Also, samsara, I think you're mistaking my intent. I find cows pretty disgusting and unattractive, and I'm pretty far from an animal lover. What I really want is an overall reduction in the cattle population as American cattle farming practices are a drain on our economy via subsidies, and environmentally unsound due to waste practices. The selfish part of me that doesn't care about the environment or economy would still crave steak if meat in America wasn't so generally disgusting. The Argentinian beef article linked in the "fresh foods of yesteryear" AskMe from a couple of days ago had me almost drooling.
posted by explosion at 12:54 PM on January 29, 2008


I couldn't find a good reference for this, bug according to some vegan, the leather component is actually significant:
That arguably helps the cause of veganism even more than changing your diet because a large fraction of the economic value of a cow is in the leather produced from its skin.
So maybe your use of leather is actually ethically subsidizing my consumption of meat (I don't have hard numbers here)
posted by 0xFCAF at 1:00 PM on January 29, 2008


explosion, I think the problem is the 'only' in "...only puts money into the system thereby lowering costs or raising profits." Those lowered costs and raised profits are factors in the decision producers make about how many cows to raise. The additional revenue from secondary products makes it profitable to raise more cows than would be raised if that revenue wasn't available.
posted by jon1270 at 1:03 PM on January 29, 2008


A simple test occurs to me: the "products" you're looking for would be precisely the parts of the animal that you could get for free, or be paid to haul away from the abattoir.
posted by jon1270 at 1:29 PM on January 29, 2008


First off, I think we're really in agreement 0xFCAF although I think that by your logic every distinction becomes artificial. But that's not really the issue here.

At what point do the answers change?

My understanding is that meat packers actually PAY people to take away the junk that is used to make gelatin. The breakdown is $100 leather, $80 meat and $-10 gelatin. The reason is that it would cost meat packers $20 to bury it or burn it (it's probably illegal just to burn it actually) so it's cheaper to give it to a gelatin processor even though it still costs them money.
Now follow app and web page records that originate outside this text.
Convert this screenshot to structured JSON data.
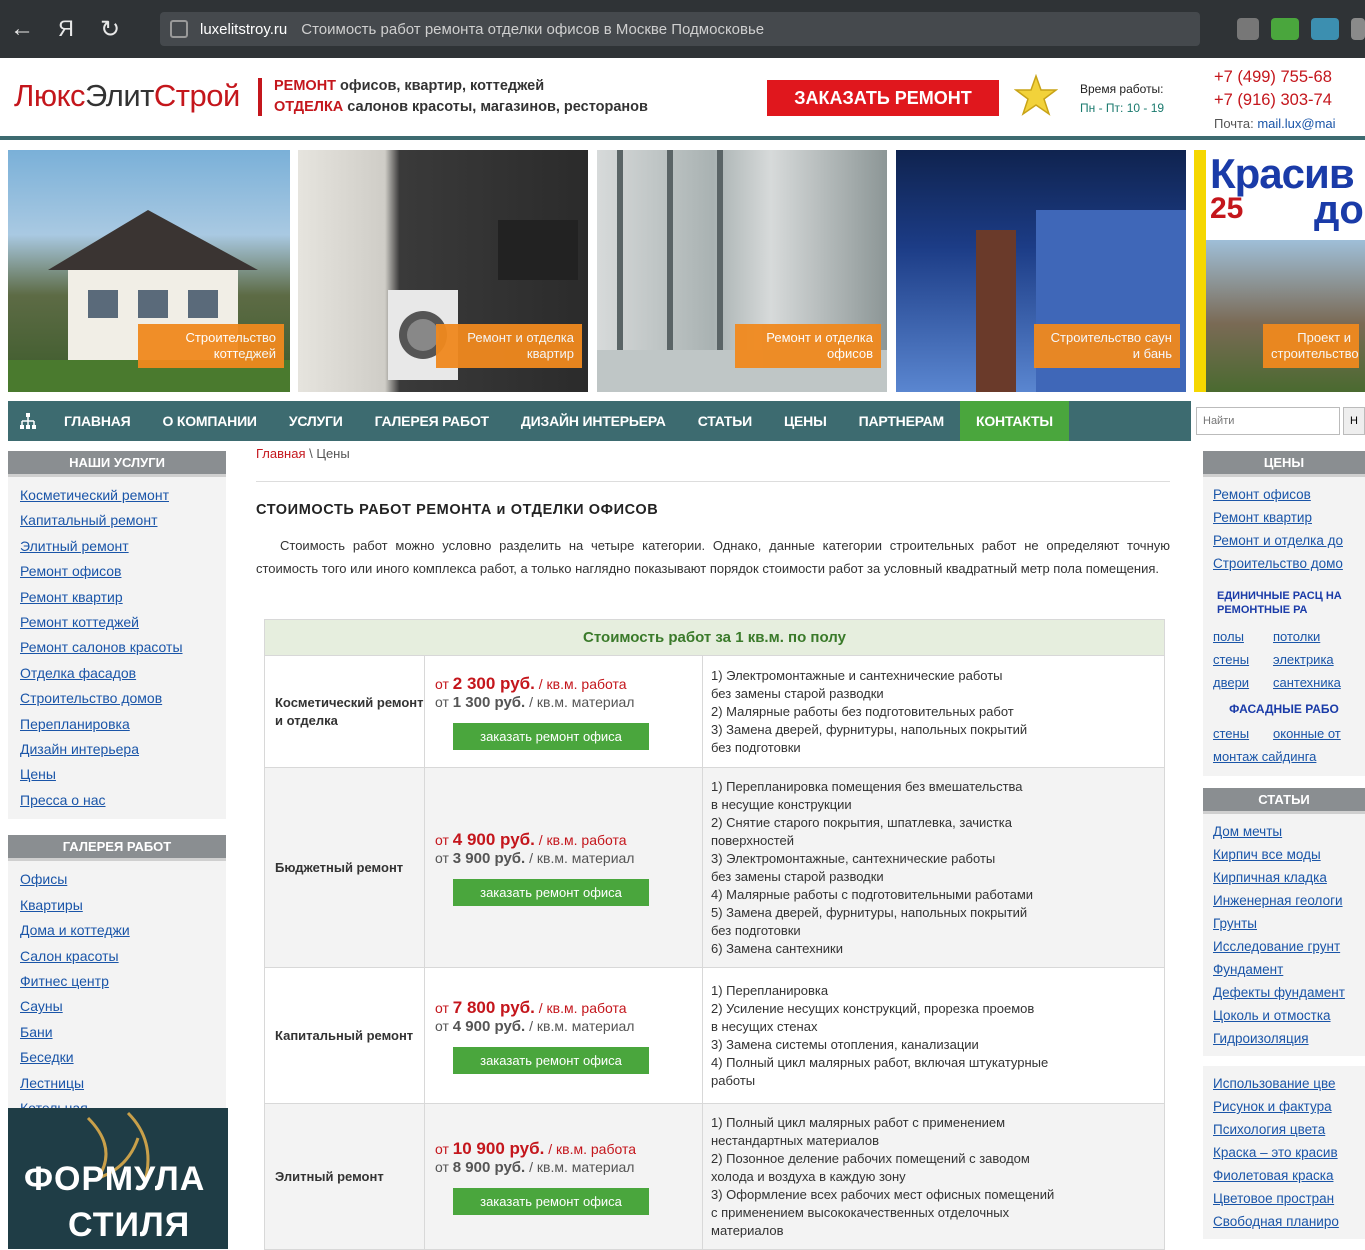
{
  "browser": {
    "domain": "luxelitstroy.ru",
    "title": "Стоимость работ ремонта отделки офисов в Москве Подмосковье"
  },
  "header": {
    "logo_part1": "Люкс",
    "logo_part2": "Элит",
    "logo_part3": "Строй",
    "tag_red1": "РЕМОНТ",
    "tag_line1": " офисов, квартир, коттеджей",
    "tag_red2": "ОТДЕЛКА",
    "tag_line2": " салонов красоты, магазинов, ресторанов",
    "order_button": "ЗАКАЗАТЬ РЕМОНТ",
    "hours_label": "Время работы:",
    "hours_value": "Пн - Пт: 10 - 19",
    "phone1": "+7 (499) 755-68",
    "phone2": "+7 (916) 303-74",
    "mail_label": "Почта: ",
    "mail_value": "mail.lux@mai"
  },
  "banners": [
    {
      "caption": "Строительство коттеджей",
      "colors": [
        "#7ab0d8",
        "#3b5b2a"
      ]
    },
    {
      "caption": "Ремонт и отделка квартир",
      "colors": [
        "#d8d6d0",
        "#3a3a3a"
      ]
    },
    {
      "caption": "Ремонт и отделка офисов",
      "colors": [
        "#c9cfcf",
        "#5a6466"
      ]
    },
    {
      "caption": "Строительство саун и бань",
      "colors": [
        "#1c3c86",
        "#5a86d0"
      ]
    },
    {
      "caption": "Проект и строительство",
      "title": "Красив",
      "badge": "25",
      "title2": "до",
      "colors": [
        "#f5d700",
        "#c4161c"
      ]
    }
  ],
  "nav": {
    "items": [
      {
        "label": "ГЛАВНАЯ"
      },
      {
        "label": "О КОМПАНИИ"
      },
      {
        "label": "УСЛУГИ"
      },
      {
        "label": "ГАЛЕРЕЯ РАБОТ"
      },
      {
        "label": "ДИЗАЙН ИНТЕРЬЕРА"
      },
      {
        "label": "СТАТЬИ"
      },
      {
        "label": "ЦЕНЫ"
      },
      {
        "label": "ПАРТНЕРАМ"
      },
      {
        "label": "КОНТАКТЫ"
      }
    ],
    "search_placeholder": "Найти",
    "search_button": "Н"
  },
  "left": {
    "services_title": "НАШИ УСЛУГИ",
    "services": [
      "Косметический ремонт",
      "Капитальный ремонт",
      "Элитный ремонт",
      "Ремонт офисов",
      "Ремонт квартир",
      "Ремонт коттеджей",
      "Ремонт салонов красоты",
      "Отделка фасадов",
      "Строительство домов",
      "Перепланировка",
      "Дизайн интерьера",
      "Цены",
      "Пресса о нас"
    ],
    "gallery_title": "ГАЛЕРЕЯ РАБОТ",
    "gallery": [
      "Офисы",
      "Квартиры",
      "Дома и коттеджи",
      "Салон красоты",
      "Фитнес центр",
      "Сауны",
      "Бани",
      "Беседки",
      "Лестницы",
      "Котельная"
    ],
    "promo_line1": "ФОРМУЛА",
    "promo_line2": "СТИЛЯ"
  },
  "main": {
    "breadcrumb_home": "Главная",
    "breadcrumb_sep": " \\ ",
    "breadcrumb_current": "Цены",
    "title": "СТОИМОСТЬ РАБОТ РЕМОНТА и ОТДЕЛКИ ОФИСОВ",
    "intro": "Стоимость работ можно условно разделить на четыре категории. Однако, данные категории строительных работ не определяют точную стоимость того или иного комплекса работ, а только наглядно показывают порядок стоимости работ за условный квадратный метр пола помещения.",
    "table_header": "Стоимость работ за 1 кв.м. по полу",
    "order_label": "заказать ремонт офиса",
    "rows": [
      {
        "category": "Косметический ремонт и отделка",
        "work_prefix": "от ",
        "work_price": "2 300 руб.",
        "work_unit": " / кв.м. работа",
        "mat_prefix": "от ",
        "mat_price": "1 300 руб.",
        "mat_unit": " / кв.м. материал",
        "desc": "1) Электромонтажные и сантехнические работы\nбез замены старой разводки\n2) Малярные работы без подготовительных работ\n3) Замена дверей, фурнитуры, напольных покрытий\nбез подготовки"
      },
      {
        "category": "Бюджетный ремонт",
        "work_prefix": "от ",
        "work_price": "4 900 руб.",
        "work_unit": " / кв.м. работа",
        "mat_prefix": "от ",
        "mat_price": "3 900 руб.",
        "mat_unit": " / кв.м. материал",
        "desc": "1) Перепланировка помещения без вмешательства\nв несущие конструкции\n2) Снятие старого покрытия, шпатлевка, зачистка\nповерхностей\n3) Электромонтажные, сантехнические работы\nбез замены старой разводки\n4) Малярные работы с подготовительными работами\n5) Замена дверей, фурнитуры, напольных покрытий\nбез подготовки\n6) Замена сантехники"
      },
      {
        "category": "Капитальный ремонт",
        "work_prefix": "от ",
        "work_price": "7 800 руб.",
        "work_unit": " / кв.м. работа",
        "mat_prefix": "от ",
        "mat_price": "4 900 руб.",
        "mat_unit": " / кв.м. материал",
        "desc": "1) Перепланировка\n2) Усиление несущих конструкций, прорезка проемов\nв несущих стенах\n3) Замена системы отопления, канализации\n4) Полный цикл малярных работ, включая штукатурные\nработы"
      },
      {
        "category": "Элитный ремонт",
        "work_prefix": "от ",
        "work_price": "10 900 руб.",
        "work_unit": " / кв.м. работа",
        "mat_prefix": "от ",
        "mat_price": "8 900 руб.",
        "mat_unit": " / кв.м. материал",
        "desc": "1) Полный цикл малярных работ с применением\nнестандартных материалов\n2) Позонное деление рабочих помещений с заводом\nхолода и воздуха в каждую зону\n3) Оформление всех рабочих мест офисных помещений\nс применением высококачественных отделочных\nматериалов"
      }
    ]
  },
  "right": {
    "prices_title": "ЦЕНЫ",
    "prices": [
      "Ремонт офисов",
      "Ремонт квартир",
      "Ремонт и отделка до",
      "Строительство домо"
    ],
    "unit_title": "ЕДИНИЧНЫЕ РАСЦ НА РЕМОНТНЫЕ РА",
    "unit_rows": [
      [
        "полы",
        "потолки"
      ],
      [
        "стены",
        "электрика"
      ],
      [
        "двери",
        "сантехника"
      ]
    ],
    "facade_title": "ФАСАДНЫЕ РАБО",
    "facade_rows": [
      [
        "стены",
        "оконные от"
      ]
    ],
    "facade_link": "монтаж сайдинга",
    "articles_title": "СТАТЬИ",
    "articles": [
      "Дом мечты",
      "Кирпич все моды",
      "Кирпичная кладка",
      "Инженерная геологи",
      "Грунты",
      "Исследование грунт",
      "Фундамент",
      "Дефекты фундамент",
      "Цоколь и отмостка",
      "Гидроизоляция"
    ],
    "articles2": [
      "Использование цве",
      "Рисунок и фактура",
      "Психология цвета",
      "Краска – это красив",
      "Фиолетовая краска",
      "Цветовое простран",
      "Свободная планиро"
    ]
  },
  "colors": {
    "accent_red": "#c4161c",
    "nav_teal": "#3d6b70",
    "green": "#4aa63d",
    "link_blue": "#1a55a8"
  }
}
So I guess the OP is in some way asking which things get used when they would have otherwise been thrown away - if it costs the meat producer something as opposed to earning them money, it's ethical. Per jon1270's last comment.
posted by GuyZero at 2:37 PM on January 29, 2008
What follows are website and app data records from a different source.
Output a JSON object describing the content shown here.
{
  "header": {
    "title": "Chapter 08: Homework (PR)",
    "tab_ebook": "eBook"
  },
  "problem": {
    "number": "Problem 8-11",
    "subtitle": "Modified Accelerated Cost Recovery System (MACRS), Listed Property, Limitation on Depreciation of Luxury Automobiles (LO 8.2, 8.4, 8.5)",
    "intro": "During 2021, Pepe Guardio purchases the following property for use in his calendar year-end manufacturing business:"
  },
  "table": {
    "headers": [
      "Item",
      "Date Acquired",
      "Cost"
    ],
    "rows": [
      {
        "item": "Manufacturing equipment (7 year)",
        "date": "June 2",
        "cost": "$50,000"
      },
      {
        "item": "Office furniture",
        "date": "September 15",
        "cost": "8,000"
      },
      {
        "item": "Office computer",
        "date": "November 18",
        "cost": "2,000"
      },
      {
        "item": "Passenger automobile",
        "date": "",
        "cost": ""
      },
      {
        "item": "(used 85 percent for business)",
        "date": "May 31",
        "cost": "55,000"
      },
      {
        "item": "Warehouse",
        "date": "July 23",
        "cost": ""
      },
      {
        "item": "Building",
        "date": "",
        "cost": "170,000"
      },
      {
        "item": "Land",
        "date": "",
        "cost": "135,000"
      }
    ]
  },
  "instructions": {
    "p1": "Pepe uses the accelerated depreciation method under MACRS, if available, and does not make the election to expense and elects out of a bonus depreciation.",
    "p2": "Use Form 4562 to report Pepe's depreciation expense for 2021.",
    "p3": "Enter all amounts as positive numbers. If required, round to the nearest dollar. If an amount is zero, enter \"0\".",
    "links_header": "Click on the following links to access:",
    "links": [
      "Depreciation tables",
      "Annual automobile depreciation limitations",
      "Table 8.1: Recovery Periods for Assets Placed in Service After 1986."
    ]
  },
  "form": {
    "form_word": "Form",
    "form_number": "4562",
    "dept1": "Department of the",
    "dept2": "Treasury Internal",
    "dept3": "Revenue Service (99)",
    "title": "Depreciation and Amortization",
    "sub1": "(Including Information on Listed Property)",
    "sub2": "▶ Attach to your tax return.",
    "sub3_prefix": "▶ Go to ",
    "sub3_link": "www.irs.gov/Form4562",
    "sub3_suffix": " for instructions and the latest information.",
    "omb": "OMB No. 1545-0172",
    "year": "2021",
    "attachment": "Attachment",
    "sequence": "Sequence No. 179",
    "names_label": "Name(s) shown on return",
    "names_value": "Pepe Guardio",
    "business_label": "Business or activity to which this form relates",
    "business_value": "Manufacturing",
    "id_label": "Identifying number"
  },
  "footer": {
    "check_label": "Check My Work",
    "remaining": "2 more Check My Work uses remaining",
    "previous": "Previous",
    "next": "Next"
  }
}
Blood and Bone, honey...
Goes on the garden to grow the vegetables.
*shock* ...not my vegetables.
Unless you grow your own - then yes, your vegetables too.

(Btw I do think it's absolutely awful. Don't click those links! If you did any research I suspect you'd be horrorfied too.)
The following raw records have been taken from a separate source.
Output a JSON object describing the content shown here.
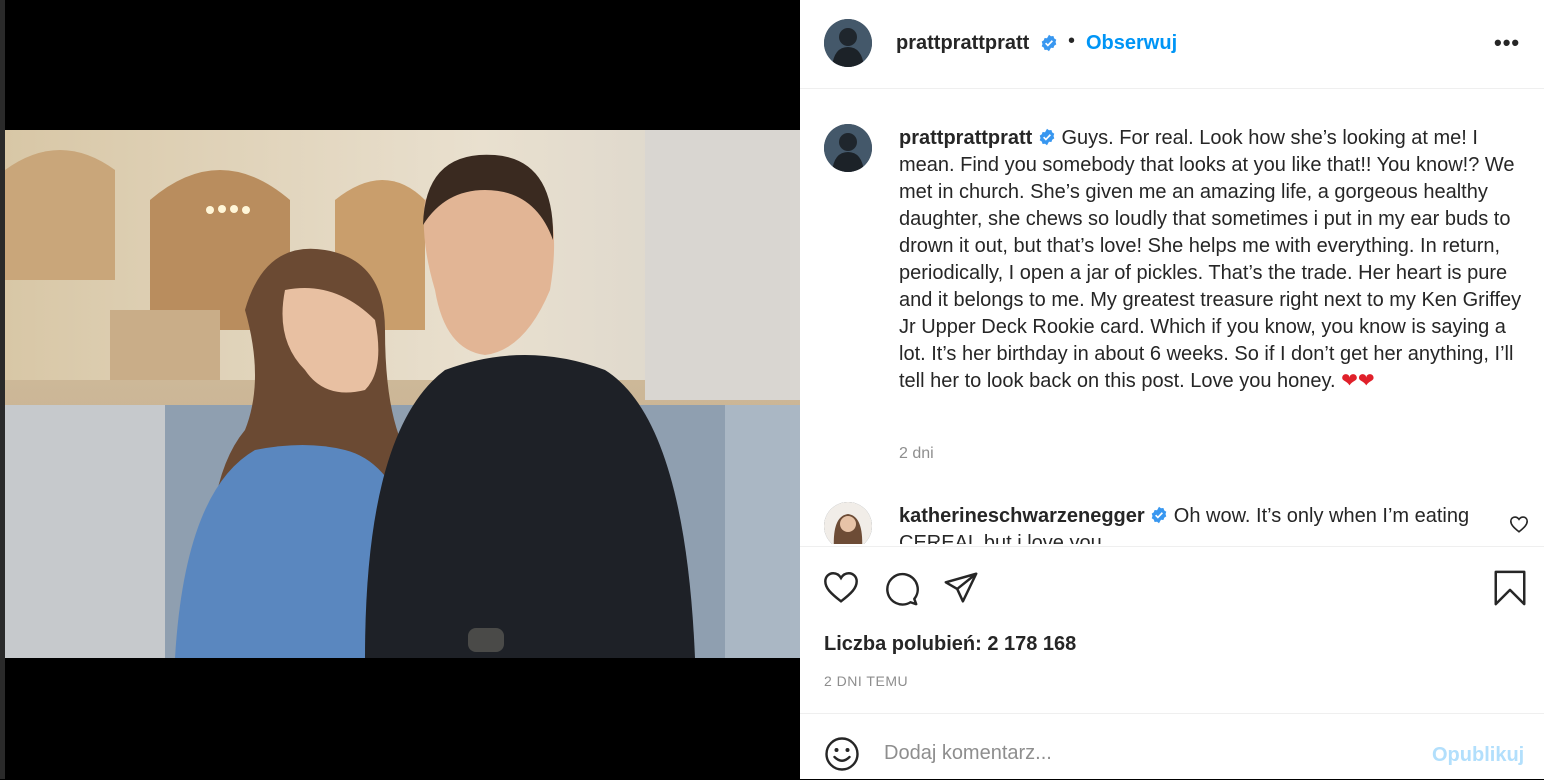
{
  "post": {
    "author": "prattprattpratt",
    "follow_label": "Obserwuj",
    "separator": "•",
    "more_label": "•••",
    "verified_icon": "verified-badge-icon"
  },
  "caption": {
    "author": "prattprattpratt",
    "text": "Guys. For real. Look how she’s looking at me! I mean. Find you somebody that looks at you like that!! You know!? We met in church. She’s given me an amazing life, a gorgeous healthy daughter, she chews so loudly that sometimes i put in my ear buds to drown it out, but that’s love! She helps me with everything. In return, periodically, I open a jar of pickles. That’s the trade. Her heart is pure and it belongs to me. My greatest treasure right next to my Ken Griffey Jr Upper Deck Rookie card. Which if you know, you know is saying a lot. It’s her birthday in about 6 weeks. So if I don’t get her anything, I’ll tell her to look back on this post. Love you honey.",
    "emojis": "❤❤",
    "time": "2 dni"
  },
  "comment": {
    "author": "katherineschwarzenegger",
    "text": "Oh wow. It’s only when I’m eating CEREAL but i love you"
  },
  "stats": {
    "likes_label": "Liczba polubień: 2 178 168",
    "date_label": "2 DNI TEMU"
  },
  "add_comment": {
    "placeholder": "Dodaj komentarz...",
    "post_label": "Opublikuj"
  },
  "icons": [
    "heart-icon",
    "comment-icon",
    "share-icon",
    "bookmark-icon",
    "emoji-icon",
    "more-icon"
  ],
  "colors": {
    "link": "#0095f6",
    "verified": "#3897f0",
    "muted": "#8e8e8e",
    "post_disabled": "#b2dffc",
    "emoji_heart": "#e0202a"
  }
}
Oh no - on preveiw this would make you happy, my mistake. Then no, click away, they don't waste a drop!

And then it should cheer you up to know that apparently whale oil is old hat! They are *god I can't even say it* - and then the rest is rendered. The Ambergris trade is up and running again these days too. So there you go.
Waste not want not.. as they say.
posted by mu~ha~ha~ha~har at 5:07 PM on January 29, 2008


Not to stir the pot here, but as food for thought, I'd be curious to know what percentage of vegetable products are used and what goes to waste? Does everything go to silage? Does the chaff just get burned?
posted by Pollomacho at 6:13 PM on January 29, 2008


This is a little late and off topic: You mention rennet in cheese. Cheese is a dairy product. Dairy is just as gross, cruel, wasteful, and unhealthy as meat. The rennet seems like a moot point.
posted by low affect at 5:03 PM on February 3, 2008


« Older Wireless networking problem......   |  "Ann Coulter doesn't even... Newer »
This thread is closed to new comments.